### What to produce
This exercise calls for an exact copy of the data below.

----- Records for the exercise

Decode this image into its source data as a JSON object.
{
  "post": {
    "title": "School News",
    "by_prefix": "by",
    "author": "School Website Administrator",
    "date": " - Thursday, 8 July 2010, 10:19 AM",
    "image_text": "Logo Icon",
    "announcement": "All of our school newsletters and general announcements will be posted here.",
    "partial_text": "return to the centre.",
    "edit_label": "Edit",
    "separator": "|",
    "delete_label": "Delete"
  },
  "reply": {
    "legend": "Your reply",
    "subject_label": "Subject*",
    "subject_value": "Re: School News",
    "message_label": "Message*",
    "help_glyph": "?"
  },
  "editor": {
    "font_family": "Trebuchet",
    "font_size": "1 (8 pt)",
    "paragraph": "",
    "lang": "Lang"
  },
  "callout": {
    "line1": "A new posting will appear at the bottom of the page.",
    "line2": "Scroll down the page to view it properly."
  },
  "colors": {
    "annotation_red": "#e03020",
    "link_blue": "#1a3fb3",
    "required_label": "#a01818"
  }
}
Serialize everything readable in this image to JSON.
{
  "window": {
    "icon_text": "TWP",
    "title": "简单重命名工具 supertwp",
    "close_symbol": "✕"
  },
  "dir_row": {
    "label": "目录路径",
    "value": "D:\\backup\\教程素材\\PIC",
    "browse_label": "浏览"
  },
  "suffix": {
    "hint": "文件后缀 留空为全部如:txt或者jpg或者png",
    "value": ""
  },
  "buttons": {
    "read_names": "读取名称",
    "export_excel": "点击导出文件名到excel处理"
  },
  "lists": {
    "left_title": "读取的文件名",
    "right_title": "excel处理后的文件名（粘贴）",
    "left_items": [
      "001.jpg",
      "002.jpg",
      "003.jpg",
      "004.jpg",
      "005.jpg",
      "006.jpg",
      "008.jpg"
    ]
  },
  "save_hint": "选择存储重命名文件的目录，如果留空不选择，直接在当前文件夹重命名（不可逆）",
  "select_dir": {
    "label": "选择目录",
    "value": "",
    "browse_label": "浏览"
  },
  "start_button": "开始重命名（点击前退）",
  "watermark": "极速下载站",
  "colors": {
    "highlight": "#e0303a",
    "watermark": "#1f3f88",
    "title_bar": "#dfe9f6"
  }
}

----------

### Response box
Decode this image into its source data as a JSON object.
{
  "post": {
    "title": "School News",
    "by_prefix": "by",
    "author": "School Website Administrator",
    "date": " - Thursday, 8 July 2010, 10:19 AM",
    "image_text": "Logo Icon",
    "announcement": "All of our school newsletters and general announcements will be posted here.",
    "partial_text": "return to the centre.",
    "edit_label": "Edit",
    "separator": "|",
    "delete_label": "Delete"
  },
  "reply": {
    "legend": "Your reply",
    "subject_label": "Subject*",
    "subject_value": "Re: School News",
    "message_label": "Message*",
    "help_glyph": "?"
  },
  "editor": {
    "font_family": "Trebuchet",
    "font_size": "1 (8 pt)",
    "paragraph": "",
    "lang": "Lang"
  },
  "callout": {
    "line1": "A new posting will appear at the bottom of the page.",
    "line2": "Scroll down the page to view it properly."
  },
  "colors": {
    "annotation_red": "#e03020",
    "link_blue": "#1a3fb3",
    "required_label": "#a01818"
  }
}
Serialize everything readable in this image to JSON.
{
  "window": {
    "icon_text": "TWP",
    "title": "简单重命名工具 supertwp",
    "close_symbol": "✕"
  },
  "dir_row": {
    "label": "目录路径",
    "value": "D:\\backup\\教程素材\\PIC",
    "browse_label": "浏览"
  },
  "suffix": {
    "hint": "文件后缀 留空为全部如:txt或者jpg或者png",
    "value": ""
  },
  "buttons": {
    "read_names": "读取名称",
    "export_excel": "点击导出文件名到excel处理"
  },
  "lists": {
    "left_title": "读取的文件名",
    "right_title": "excel处理后的文件名（粘贴）",
    "left_items": [
      "001.jpg",
      "002.jpg",
      "003.jpg",
      "004.jpg",
      "005.jpg",
      "006.jpg",
      "008.jpg"
    ]
  },
  "save_hint": "选择存储重命名文件的目录，如果留空不选择，直接在当前文件夹重命名（不可逆）",
  "select_dir": {
    "label": "选择目录",
    "value": "",
    "browse_label": "浏览"
  },
  "start_button": "开始重命名（点击前退）",
  "watermark": "极速下载站",
  "colors": {
    "highlight": "#e0303a",
    "watermark": "#1f3f88",
    "title_bar": "#dfe9f6"
  }
}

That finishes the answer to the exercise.